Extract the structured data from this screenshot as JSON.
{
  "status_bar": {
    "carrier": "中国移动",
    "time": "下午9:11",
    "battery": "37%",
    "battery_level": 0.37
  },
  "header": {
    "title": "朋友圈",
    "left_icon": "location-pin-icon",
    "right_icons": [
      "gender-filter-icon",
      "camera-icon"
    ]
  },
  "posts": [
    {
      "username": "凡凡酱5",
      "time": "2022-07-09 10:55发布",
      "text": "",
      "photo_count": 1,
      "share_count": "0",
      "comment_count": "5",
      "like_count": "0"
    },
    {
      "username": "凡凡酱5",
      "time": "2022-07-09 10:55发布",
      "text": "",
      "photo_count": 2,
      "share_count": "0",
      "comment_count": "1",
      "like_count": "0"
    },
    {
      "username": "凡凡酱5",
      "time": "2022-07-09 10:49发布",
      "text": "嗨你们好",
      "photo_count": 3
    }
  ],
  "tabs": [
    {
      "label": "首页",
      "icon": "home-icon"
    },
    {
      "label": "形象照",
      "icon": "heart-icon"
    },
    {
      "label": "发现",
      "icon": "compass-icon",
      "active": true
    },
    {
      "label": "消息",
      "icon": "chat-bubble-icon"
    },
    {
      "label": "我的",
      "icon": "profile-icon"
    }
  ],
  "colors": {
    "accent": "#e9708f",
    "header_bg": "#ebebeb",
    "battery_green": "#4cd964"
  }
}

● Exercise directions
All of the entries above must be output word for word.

● Final answer
Extract the structured data from this screenshot as JSON.
{
  "status_bar": {
    "carrier": "中国移动",
    "time": "下午9:11",
    "battery": "37%",
    "battery_level": 0.37
  },
  "header": {
    "title": "朋友圈",
    "left_icon": "location-pin-icon",
    "right_icons": [
      "gender-filter-icon",
      "camera-icon"
    ]
  },
  "posts": [
    {
      "username": "凡凡酱5",
      "time": "2022-07-09 10:55发布",
      "text": "",
      "photo_count": 1,
      "share_count": "0",
      "comment_count": "5",
      "like_count": "0"
    },
    {
      "username": "凡凡酱5",
      "time": "2022-07-09 10:55发布",
      "text": "",
      "photo_count": 2,
      "share_count": "0",
      "comment_count": "1",
      "like_count": "0"
    },
    {
      "username": "凡凡酱5",
      "time": "2022-07-09 10:49发布",
      "text": "嗨你们好",
      "photo_count": 3
    }
  ],
  "tabs": [
    {
      "label": "首页",
      "icon": "home-icon"
    },
    {
      "label": "形象照",
      "icon": "heart-icon"
    },
    {
      "label": "发现",
      "icon": "compass-icon",
      "active": true
    },
    {
      "label": "消息",
      "icon": "chat-bubble-icon"
    },
    {
      "label": "我的",
      "icon": "profile-icon"
    }
  ],
  "colors": {
    "accent": "#e9708f",
    "header_bg": "#ebebeb",
    "battery_green": "#4cd964"
  }
}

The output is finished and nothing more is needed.